Seven Weight Loss Mistakes to Avoid

A tray of food on a table.
One of our amazing fuel-filled meals at our 2022 Ironman Lake Placid Training Camp from NLE Athlete John Manzione from Stir it Up Catering

By Coach Lindsay Zemba Leigh

As endurance athletes, we work too hard in training to hinder our training and race performances with nutritional mistakes. As a nutrition coach, here are some of the top mistakes I see athletes making with fueling and weight loss efforts. Let’s recount them here as important reminders to use our fueling and nutrition as a key support for our performance as athletes. 

1. Under-fueling everyday nutrition

Playing the “starving game” won’t work. Chronic under-fueling can lead to a depressed immune system, slow recovery from workouts, fat preservation and decreased performance in both workouts and races. Listen to your body’s cues (it’s wise!) — eat when you’re hungry, stop when you’re full, and stick to whole foods packed full of nutrients. Slow and steady wins the weight loss race. Aim for no more than a 250-calorie deficit per day. Any more than this and our bodies may become under-fueled, setting us up for hunger and binging.

2. Under-fueling workouts

This is one of the most common weight loss mistakes I see athletes make. Cutting calories during workouts is never a good idea for many reasons. While some may engage in fasted training, we find that the science doesn’t support this practice for performance or recovery. Studies have found that under-fueling workouts can negatively impact both brain and muscular function, which means that under-fueling workouts will impede recovery, negatively impact how strong we feel and can perform during the workout, and can leave us ravenous later in the day and set us up for a binge. Plus, it’s important to train our guts in workouts the same way we train our muscles so race-day fueling is seamless.

3. Depriving ourselves

Not allowing ourselves favorite foods or treats once in a while can lead to binges, and is a huge weight loss mistake!
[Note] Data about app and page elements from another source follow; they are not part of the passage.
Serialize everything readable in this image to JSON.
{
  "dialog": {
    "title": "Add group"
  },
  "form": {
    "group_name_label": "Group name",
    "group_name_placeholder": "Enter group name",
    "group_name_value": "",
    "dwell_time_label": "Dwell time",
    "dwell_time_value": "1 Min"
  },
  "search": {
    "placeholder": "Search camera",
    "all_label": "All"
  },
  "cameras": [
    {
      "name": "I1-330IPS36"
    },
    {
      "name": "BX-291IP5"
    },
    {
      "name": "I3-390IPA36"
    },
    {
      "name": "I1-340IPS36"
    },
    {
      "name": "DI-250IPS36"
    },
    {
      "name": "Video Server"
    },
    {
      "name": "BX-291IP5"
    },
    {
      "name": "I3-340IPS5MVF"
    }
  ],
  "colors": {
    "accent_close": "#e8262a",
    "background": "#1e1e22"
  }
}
Treats are important! I firmly believe that “for every diet there is an equal and opposite binge,” as bestselling author Geneen Roth says. Even the word “diet” makes me want to run for chocolate. Stick to the 90/10 rule of eating healthy 90 percent of the time and allowing some treats 10 percent of the time. Or have those high-glycemic treats post workout when they’ll be absorbed and used to restock your glycogen stores instead of being stored as fat.

4. Cutting carbs

Carbs are still endurance athletes’ best friends–no matter how trend fat-forward diets (such as Keto) are, the body is sticking to using carbohydrates as a primary energy source. They are the most accessible source of energy and crucial for fueling and recovering from workouts. Outside of the workout window, stick to unpackaged, unrefined carbs like sweet potatoes, quinoa, oats, beans, fruit and vegetables, etc.

5. Counting calories

It can be helpful to log our food intake for a few weeks to see what our calorie count is, and what our macronutrient breakdown looks like, but there is no need to calorie count forever. Calorie counting can become tedious, create obsessive behaviors and is unnecessary long term. Eating a variety of whole, unpackaged foods while listening to your body’s hunger cues sounds simple, but it’s all you need.

6. Using weight instead of body composition

Most of us have a race weight in our head that we hold onto and feel we are fastest at. I want to encourage to think of a racing body composition, based on body fat percentage and muscle weight. This focus is much more productive and healthier, as you could strive for the race weight but have 5 percent less muscle than you had at the higher weight, losing power on the bike, and overall durability for the longer distances. The body fat scales may not be the most accurate, but they at least give us a relative scale to compare to over the months and years, and they are the easiest way to measure body fat and muscle on your own.

7. Comparison to others

We are all guilty of this one at one time or another, whether it is comparing race results, training techniques and volume, fueling tactics, body composition, etc. Social comparison is never healthy or productive. Every body is unique and has its own ideal body composition and fastest race weight. So, strive to be better than you were yesterday, last week, last year; not better than Susie or Bobby.

As athletes, our bodies are a key tool to our enjoyment of sport and life. Let’s fuel our bodies well so they can move the way we want them to! 

If you want more assistance with your daily nutrition, consider our 10-week Nutrition Coaching program to help you dial in your needs for optimal performance and health. No Limits athletes and #NLECrew members get 10% off this service! 

Seven Weight Loss Mistakes to Avoid
Scroll to top

Accessibility Toolbar